Mō te kaimahi tari kāwanatanga i waho atu i ngā hāora mahi Public servants outside work
Ngā kawenga o ngā tari o te kāwanatanga Responsibilities of public sector agencies
Te pānuitanga, te whakaaturanga me te pāpāho Public sector advertising, publicity and the media
Ngā kaimahi tari kāwanatanga me te Pōti Nui The public sector and the general election
Ngā tukanga ā-kāwanatanga mō te pōtitanga Government processes before, during and after an election
Ngā Horopaki Appendix A: Case Studies
Shortly before the election, a very senior staff member of an independent Crown entity writes an opinion editorial about the performance of the government during the previous 12 months. This is published on a news website.
It is inappropriate for a public agency or for very senior staff to make political comments on the performance of the government, even where the agency has a statutory role to advocate for certain issues. The staff member should ensure any comments or advocacy focuses on the particular issues or rights for which they have a statutory role.
Principle that applies
Publicly commenting on the performance of the current government during the pre-election period is likely to be seen as political comment. This is potentially damaging to the relationship of trust and confidence between the public sector agency and the government, whether that is the current or a new government.

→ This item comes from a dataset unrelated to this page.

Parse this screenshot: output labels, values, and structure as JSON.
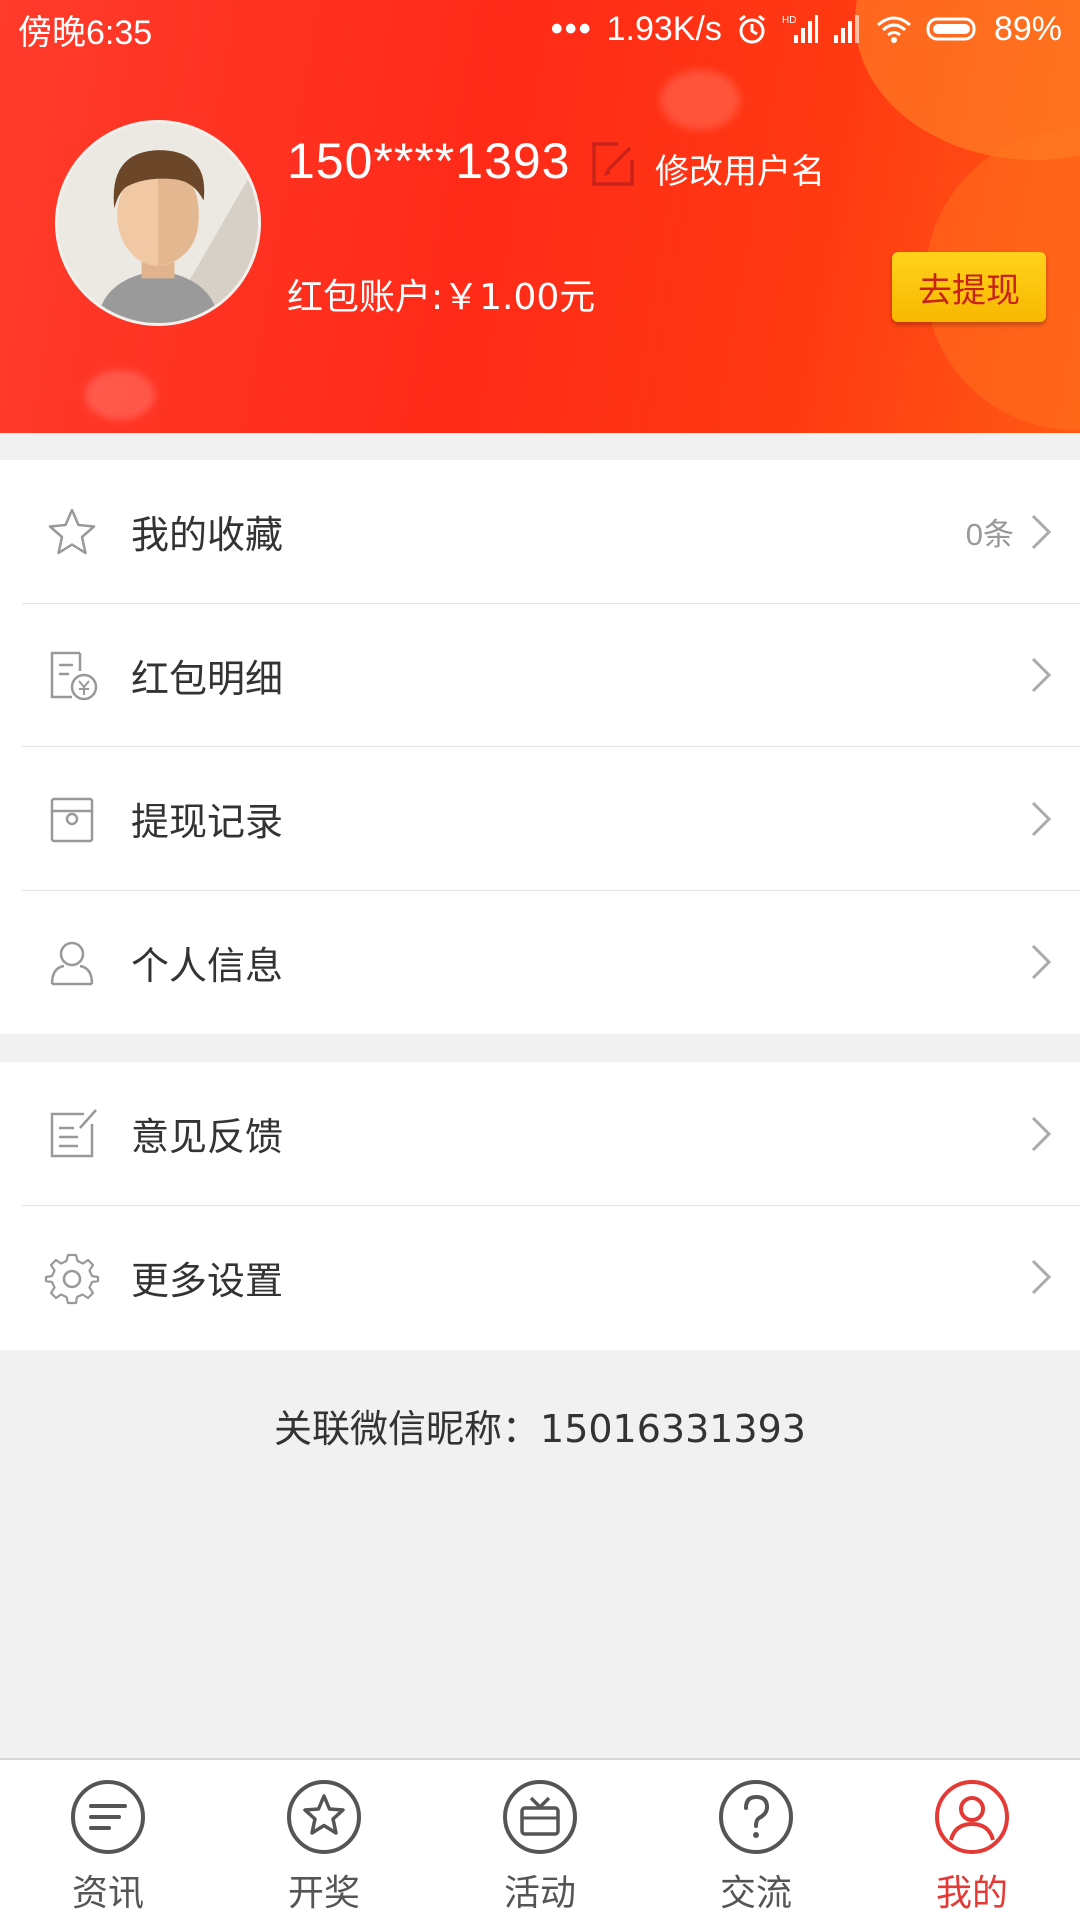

Regardless of whether comments are favourable or unfavourable, maintaining political neutrality in serving the government of the day is important so that the public sector can serve both current and any future governments equally effectively.
Public servants who are very senior, have regular, direct contact with Ministers, represent their agency and provide advice to Ministers on an issue that is the subject of political activity need to exercise careful judgement when considering political involvement. Their profile and engagement with Ministers and the public, make it more likely that their political activity could affect public confidence, or the confidence of Ministers, in the political neutrality of their agency.
Whether a particular political interest or activity might impact on a work role or can be managed, depends on the seniority of the role; the nature of the role; and the scope and scale of the political activity.
When corresponding with the media, agencies should ensure their comments focus on their statutory role (such as promoting human rights or climate action), rather than advocacy for political parties’ policies or encouraging any political party to adopt the agency’s policy as its own.
Personal opinions can be expressed but need to be very clear that any comments are not made on behalf of the agency or government.
A high-profile public sector manager is asked to be filmed alongside the Minister, as part of a promotional video of the Minister discussing the agency’s work. The video is only published on the social media pages of the political party.
During the pre-election period, the appearance of the public sector manager in a video that is designed to be published on a political party’s social media platform is not appropriate. There is a high risk that the public sector manager will be perceived as endorsing a political party.
Had the video been produced by the agency and published on the agency’s website then that is more likely to be appropriate, provided this was for the purpose of communicating factual and impartial information about the activities of the agency and the Minister in their official capacities.
Principle that applies
Public servants need to be, and be seen to be, politically neutral in their official capacity.
Checklist: factors to consider
Whether the appearance of a public servant in publicity material could be seen as endorsing a political party will depend on a number of factors:
- exclusivity – whether the material is already public (for example, media footage or already published on a Minister’s site)
- branding – the extent that the political party’s brand appears alongside any public servant
- style and mode – whether the material is curated/staged and whether the public servants are deliberately or incidentally featured
- profile – whether the employee has a high public profile or is a very senior employee
- promoter – whether a promoter (authorisation) statement is included in the footage, which is requirement for election advertising.
The following guidance may help agencies and public servants in deciding whether it is appropriate to be involved in publicity material involving politicians:
- public servants should usually be able to appear in the background footage of a Minister
- it is unlikely to be appropriate for public servants to speak directly to camera
- public servants with a high public profile or who are very senior should not be prominently featured, if at all
- the manner of interaction between the Minister and the public servants should be considered to see if that might imply endorsement
- if appearing with a politician, it should also be clear that the politician is appearing in their ministerial capacity
- public servants would usually only be filmed on their work premises undertaking their normal business and usually only by media, ministerial staff or the agency
- political parties can film from public places or re-use publicly available footage but would not usually be given consent to film bespoke material on government premises
- if an agency is asked for consent to use footage of a public servant (or a public servant is asked personally), they should first understand the purposes for and ways in which that footage will be used
- where an MP or party seeks to visit an agency, it may be appropriate for the agency to ask in advance what photos or filming is intended (if any), and the use that the MP or party intend to make of any such photos or filming.